Other factors may interact with habitat loss, including high rates of nest predation (Cozzani et al. 2004), although recent studies in Uruguay suggest that this may have only a limited effect (A. Azpiroz in litt. 2007). Trampling by cattle (Gabelli et al. 2004), and brood parasitism by Shiny Cowbird Molothrus bonariensis (Cozzani et al. 2004, Gabelli et al. 2004) could also influence productivity, although parasitism appears to be rare (Gochfeld 1979, Cozzani et al. 2004, Azpiroz 2015). Competition with Long-tailed Meadowlark L. loyca and White-browed Blackbird L. superciliaris could negatively influence this species (Tubaro and Gabelli 1999), although studies have found no evidence that presence of either species affects site selection (Gabelli et al. 2004, Fernandez et al. 2004). Capture for trade is not currently extensive (Tubaro and Gabelli 1999), but in 1988 over 100 birds were seen in local markets (Bertonatti and Tubaro 1993).
Conservation Actions Underway
It is protected under Brazilian and Uruguayan law and from trapping in Argentina.
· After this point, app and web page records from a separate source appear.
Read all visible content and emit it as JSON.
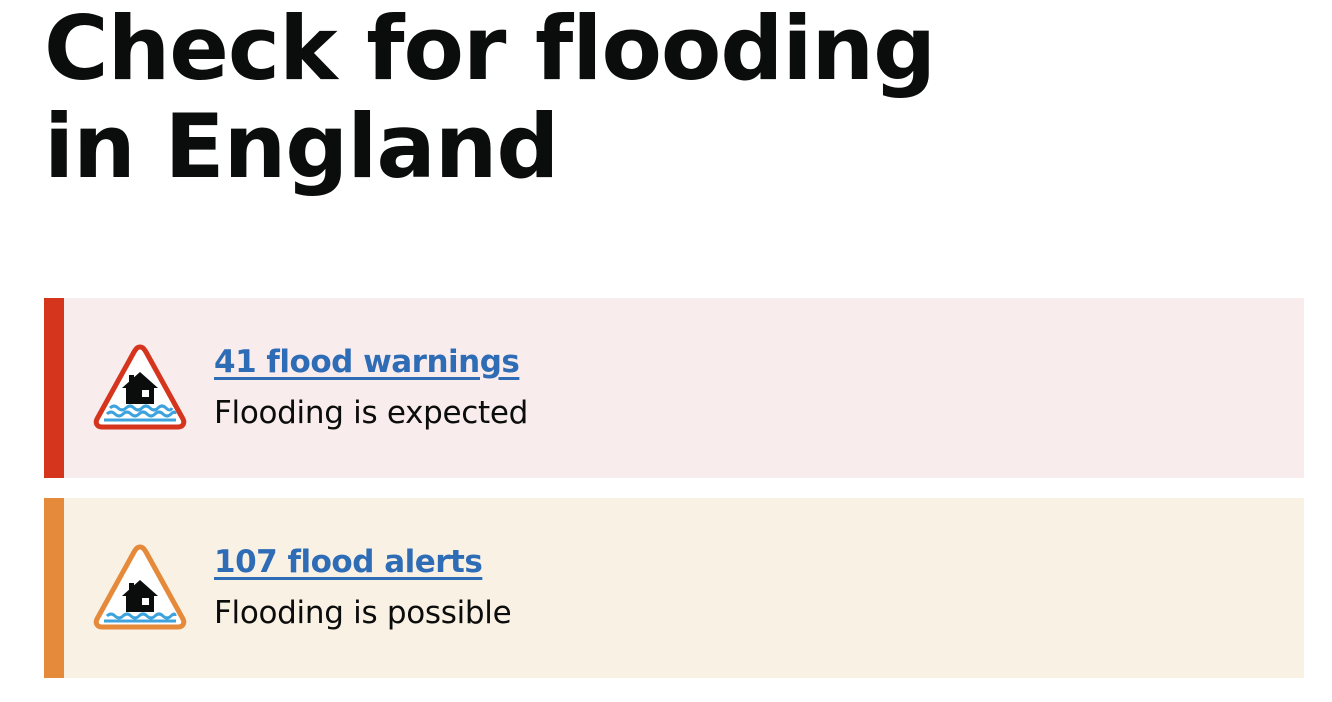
{
  "page": {
    "title": "Check for flooding in England"
  },
  "summaries": [
    {
      "icon": "flood-warning-icon",
      "link_text": "41 flood warnings",
      "description": "Flooding is expected",
      "accent_color": "#d4351c",
      "background_color": "#f9ecec"
    },
    {
      "icon": "flood-alert-icon",
      "link_text": "107 flood alerts",
      "description": "Flooding is possible",
      "accent_color": "#e5893a",
      "background_color": "#faf1e5"
    }
  ],
  "colors": {
    "link": "#2e6cb6",
    "text": "#0b0c0c",
    "water": "#3ea3dd"
  }
}
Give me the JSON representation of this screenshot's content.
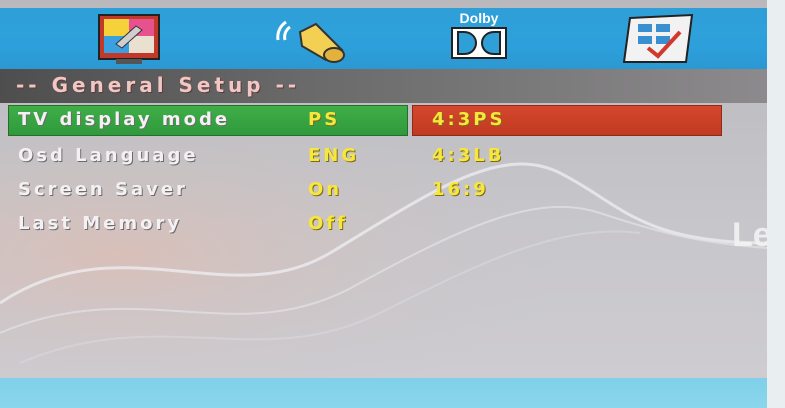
{
  "toolbar": {
    "icons": [
      {
        "name": "general-setup-icon"
      },
      {
        "name": "audio-setup-icon"
      },
      {
        "name": "dolby-setup-icon",
        "label": "Dolby"
      },
      {
        "name": "preference-setup-icon"
      }
    ]
  },
  "header": {
    "title": "-- General Setup --"
  },
  "menu": [
    {
      "label": "TV display mode",
      "value": "PS",
      "selected": true
    },
    {
      "label": "Osd Language",
      "value": "ENG"
    },
    {
      "label": "Screen Saver",
      "value": "On"
    },
    {
      "label": "Last Memory",
      "value": "Off"
    }
  ],
  "options": [
    "4:3PS",
    "4:3LB",
    "16:9"
  ],
  "selected_option": "4:3PS",
  "background": {
    "brand_text": "Le"
  },
  "colors": {
    "iconbar": "#2f9fd8",
    "selected_row": "#3fae47",
    "selected_option": "#d4472d",
    "value_text": "#f7e73a",
    "label_text": "#f4f1f4"
  }
}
Studies have clarified its distribution, numbers and habitat requirements (Tubaro et al. 1994, Tubaro and Gabelli 1999, Fernandez et al. 2004, Gabelli et al. 2004, Azpiroz 2005).
In northern Uruguay, educational visits to schools were carried out in association with surveying in 2003 (Azpiroz 2005). In Uruguay, there has been promotion of agricultural practices that benefit the species (Apiroz 2012), but the scheme was suspended (Azpiroz and Cozzani 2017). Educational material has been produced for farmers. The Southern Cone Grasslands Alliance was established in 2006 to promote sustainable ranching practices across the region, and a certification scheme has been developed to provide a financial incentive for sustainably-produced beef (Azpiroz 2012). The Arerungua region has been designated as a Priority Area, and sustainable management practices have been promoted, with incentives provided through a certification scheme and ecotourism (Repetto 2017).
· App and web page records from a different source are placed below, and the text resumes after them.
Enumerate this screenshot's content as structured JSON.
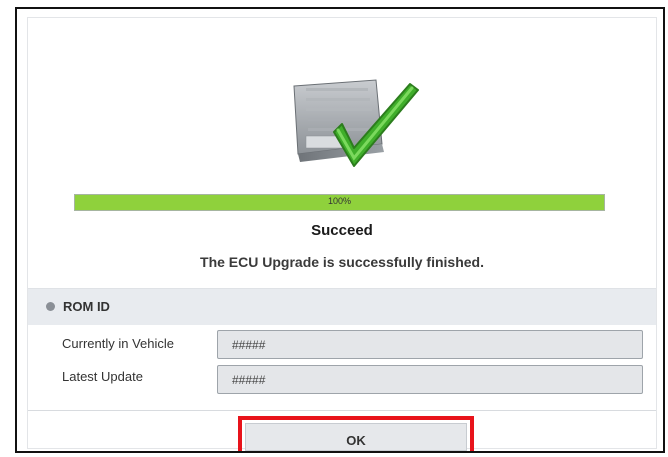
{
  "progress": {
    "value": 1.0,
    "label": "100%"
  },
  "status": {
    "title": "Succeed",
    "message": "The ECU Upgrade is successfully finished."
  },
  "rom": {
    "section_label": "ROM ID",
    "rows": [
      {
        "label": "Currently in Vehicle",
        "value": "#####"
      },
      {
        "label": "Latest Update",
        "value": "#####"
      }
    ]
  },
  "buttons": {
    "ok_label": "OK"
  },
  "icons": {
    "ecu": "ecu-module-icon",
    "success": "green-checkmark-icon"
  },
  "colors": {
    "progress_fill": "#8fd13c",
    "highlight": "#e8131b",
    "check": "#3fae2a"
  }
}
21 cm. Striking icterid. Male upperparts and most underparts black, edged brown. Bright red supraloral stripe, throat and breast. Cream eyebrow. Black underwing-coverts. Female much browner and more streaked, with pinky-red centre to belly and buffy throat. Similar spp. Long-tailed Meadowlark S. loyca has pale underwing-coverts, longer tail, and browner coloration. White-browed Blackbird Leistes superciliaris has much shorter bill. Voice Short, buzzy series of high-pitched notes. Dull, raspy jzeet call.
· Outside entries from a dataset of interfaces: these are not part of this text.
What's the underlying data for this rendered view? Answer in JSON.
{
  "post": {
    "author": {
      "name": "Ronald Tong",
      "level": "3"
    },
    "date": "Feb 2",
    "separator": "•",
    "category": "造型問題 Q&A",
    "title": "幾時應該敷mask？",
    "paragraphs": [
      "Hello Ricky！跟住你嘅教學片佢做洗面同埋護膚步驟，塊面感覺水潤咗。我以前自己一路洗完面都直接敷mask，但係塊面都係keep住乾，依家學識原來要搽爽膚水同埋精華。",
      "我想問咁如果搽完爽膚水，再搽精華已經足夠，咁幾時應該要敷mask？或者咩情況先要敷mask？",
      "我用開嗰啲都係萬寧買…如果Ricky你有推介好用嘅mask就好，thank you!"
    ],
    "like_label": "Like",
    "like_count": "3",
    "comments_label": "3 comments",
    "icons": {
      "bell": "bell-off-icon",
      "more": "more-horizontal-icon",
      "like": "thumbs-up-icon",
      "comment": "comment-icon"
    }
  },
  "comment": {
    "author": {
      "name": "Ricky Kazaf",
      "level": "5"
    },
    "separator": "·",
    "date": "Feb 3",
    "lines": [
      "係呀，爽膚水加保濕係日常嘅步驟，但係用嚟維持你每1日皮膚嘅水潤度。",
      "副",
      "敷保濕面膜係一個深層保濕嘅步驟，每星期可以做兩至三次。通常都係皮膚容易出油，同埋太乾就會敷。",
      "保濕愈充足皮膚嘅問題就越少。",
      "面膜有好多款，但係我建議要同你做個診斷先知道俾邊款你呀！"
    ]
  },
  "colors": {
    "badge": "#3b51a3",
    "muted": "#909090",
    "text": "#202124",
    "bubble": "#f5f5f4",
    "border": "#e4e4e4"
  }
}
Text account compilers
Azpiroz, A., Fraga, R., Gilroy, J., Harding, M., Khwaja, N., Pople, R. & Sharpe, C.J.
BirdLife International (2021) Species factsheet: Leistes defilippii. Downloaded from http://www.birdlife.org on 21/10/2021. Recommended citation for factsheets for more than one species: BirdLife International (2021) IUCN Red List for birds. Downloaded from http://www.birdlife.org on 21/10/2021.